Scan the records below, and wherever a line has the word "products", pull it out.

App and web page records:
+ + + + + + +
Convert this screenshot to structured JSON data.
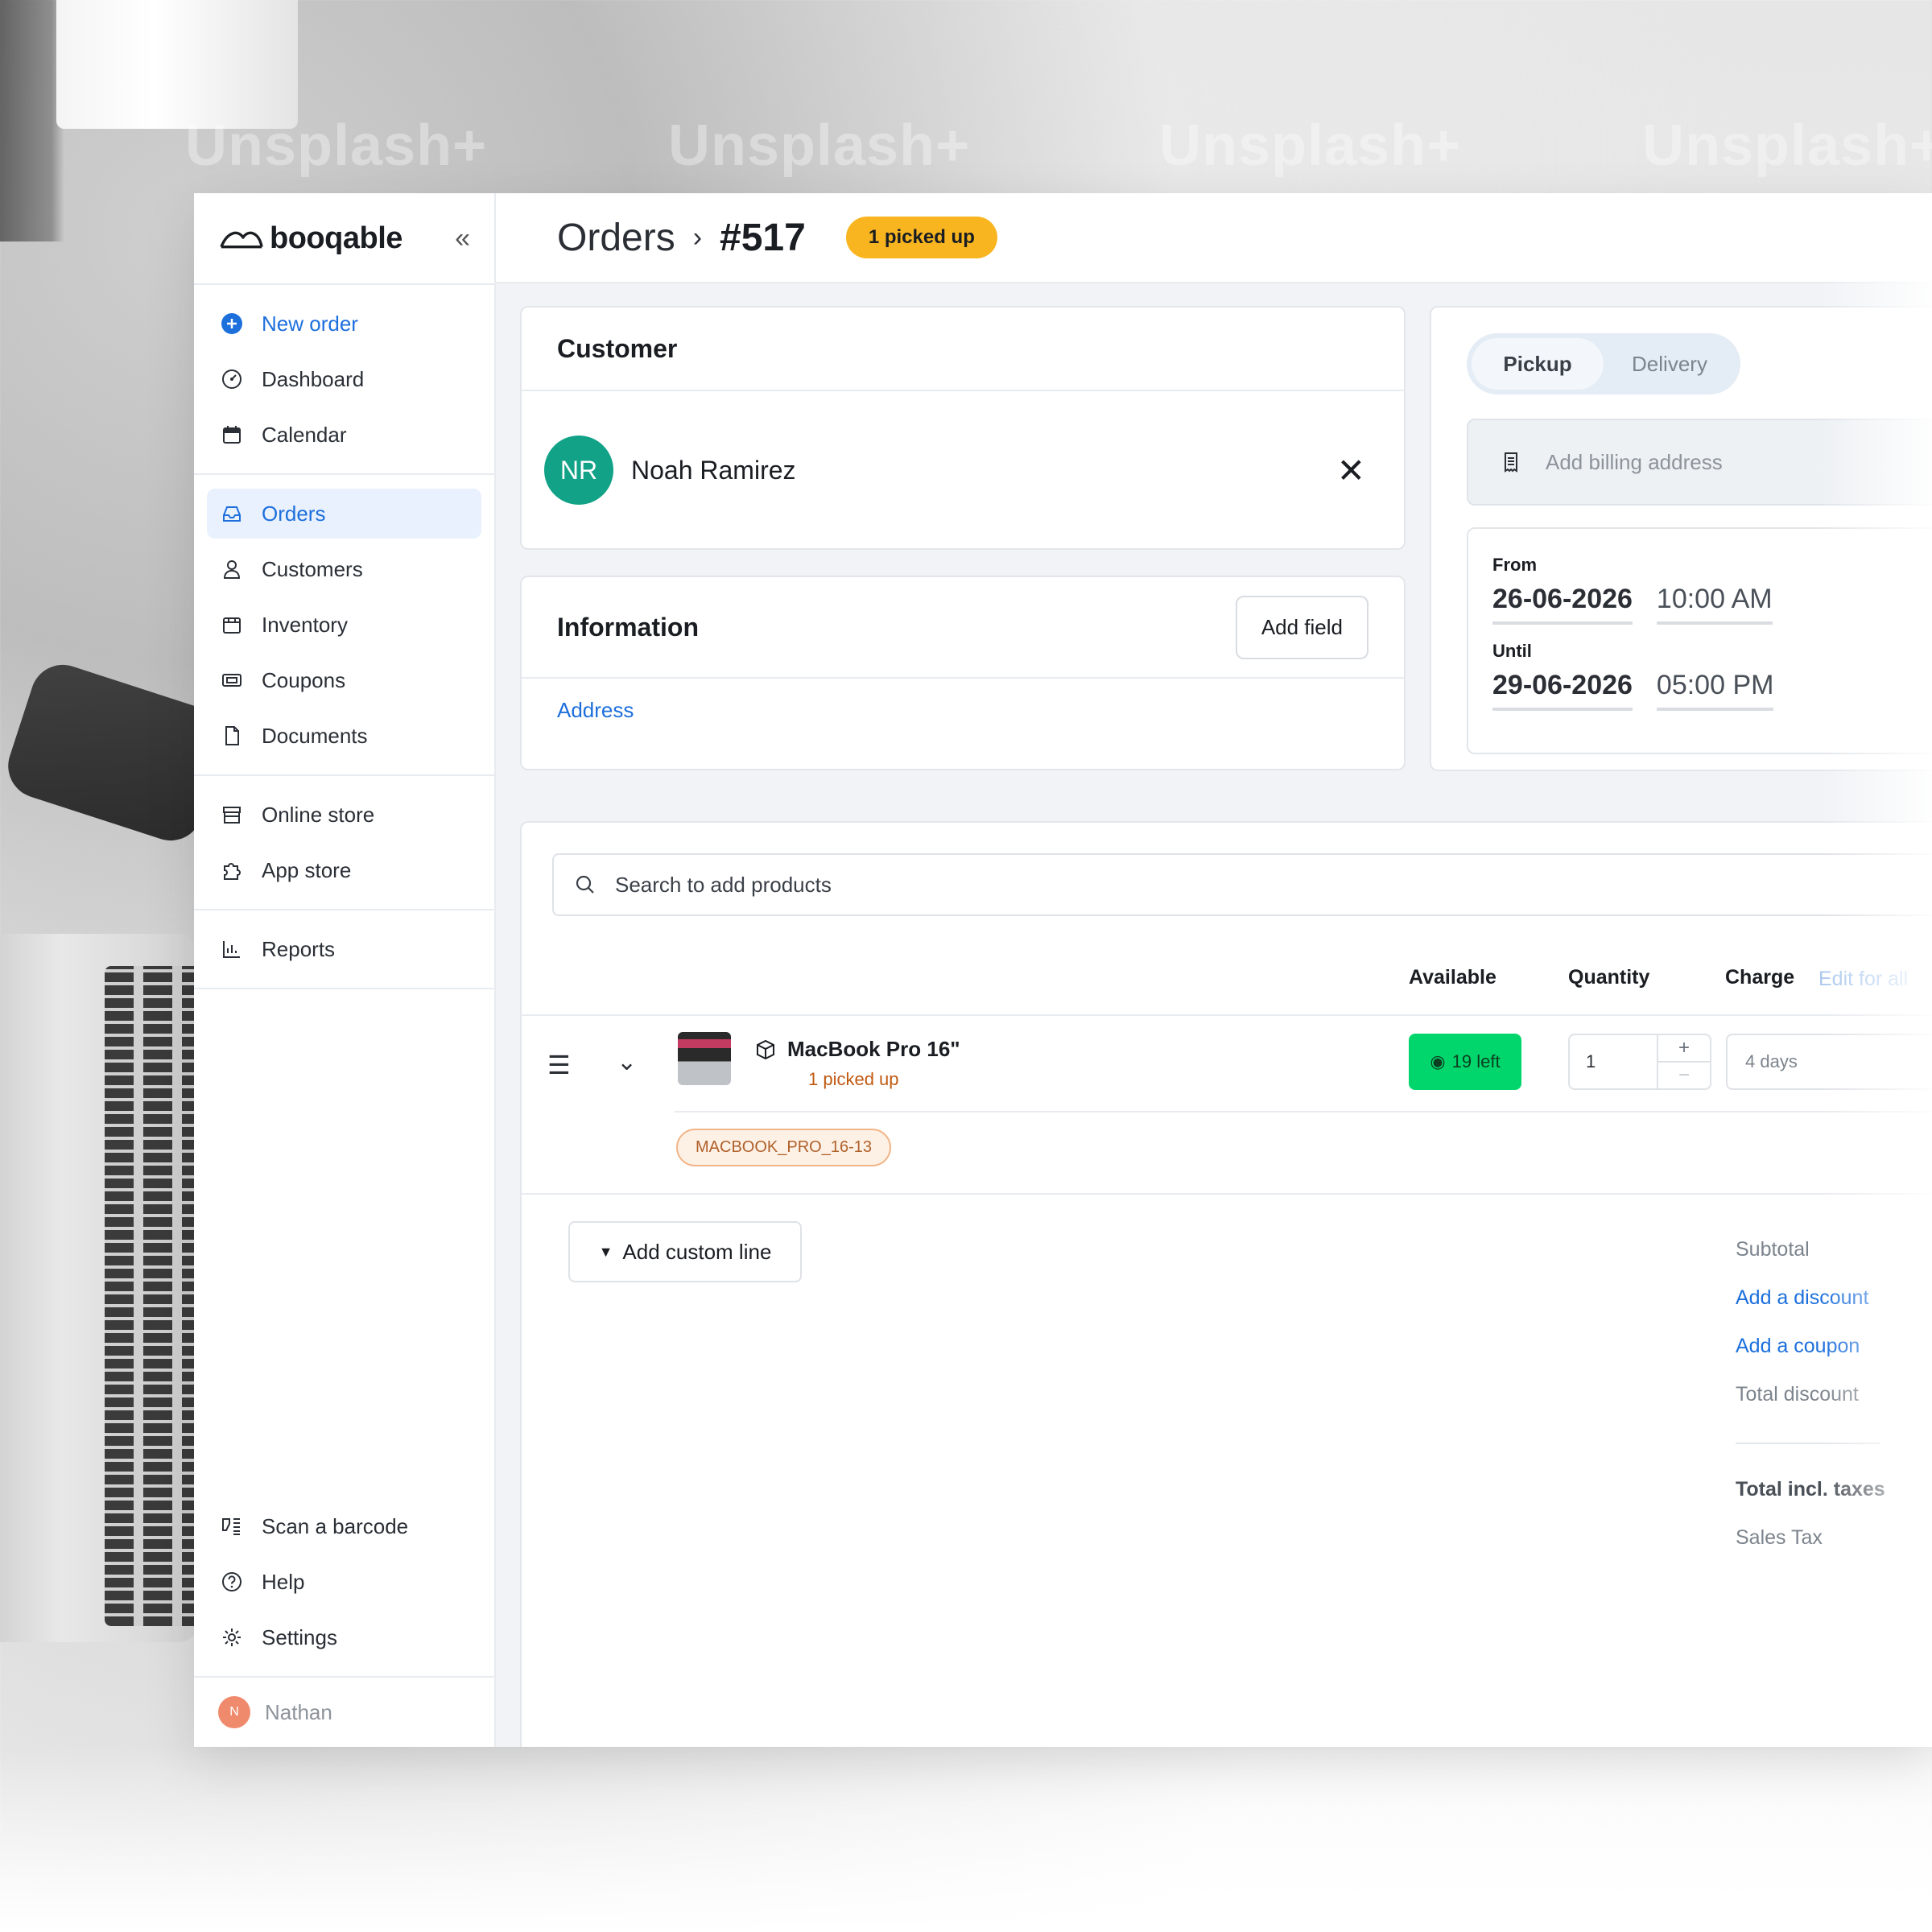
{
  "watermark": "Unsplash+",
  "sidebar": {
    "logo": "booqable",
    "new_order": "New order",
    "items": [
      "Dashboard",
      "Calendar",
      "Orders",
      "Customers",
      "Inventory",
      "Coupons",
      "Documents",
      "Online store",
      "App store",
      "Reports"
    ],
    "bottom_items": [
      "Scan a barcode",
      "Help",
      "Settings"
    ],
    "user": {
      "initial": "N",
      "name": "Nathan"
    }
  },
  "header": {
    "section": "Orders",
    "order_number": "#517",
    "status": "1 picked up"
  },
  "customer": {
    "title": "Customer",
    "initials": "NR",
    "name": "Noah Ramirez"
  },
  "information": {
    "title": "Information",
    "add_field": "Add field",
    "address_link": "Address"
  },
  "fulfillment": {
    "options": [
      "Pickup",
      "Delivery"
    ],
    "selected": "Pickup",
    "billing_placeholder": "Add billing address",
    "from_label": "From",
    "from_date": "26-06-2026",
    "from_time": "10:00 AM",
    "until_label": "Until",
    "until_date": "29-06-2026",
    "until_time": "05:00 PM"
  },
  "products": {
    "search_placeholder": "Search to add products",
    "columns": {
      "available": "Available",
      "quantity": "Quantity",
      "charge": "Charge",
      "edit_all": "Edit for all"
    },
    "line": {
      "name": "MacBook Pro 16\"",
      "status": "1 picked up",
      "available": "19 left",
      "quantity": "1",
      "charge": "4 days",
      "sku": "MACBOOK_PRO_16-13"
    },
    "add_custom_line": "Add custom line"
  },
  "totals": {
    "subtotal": "Subtotal",
    "add_discount": "Add a discount",
    "add_coupon": "Add a coupon",
    "total_discount": "Total discount",
    "total_incl_taxes": "Total incl. taxes",
    "sales_tax": "Sales Tax"
  },
  "colors": {
    "accent": "#1d6fdc",
    "status_pill": "#f8b520",
    "available_badge": "#00d66b",
    "customer_avatar": "#11a287",
    "user_avatar": "#f08a6c"
  }
}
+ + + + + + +
▶ **EXERCISE ANSWER**
  "products": {
    "search_placeholder": "Search to add products",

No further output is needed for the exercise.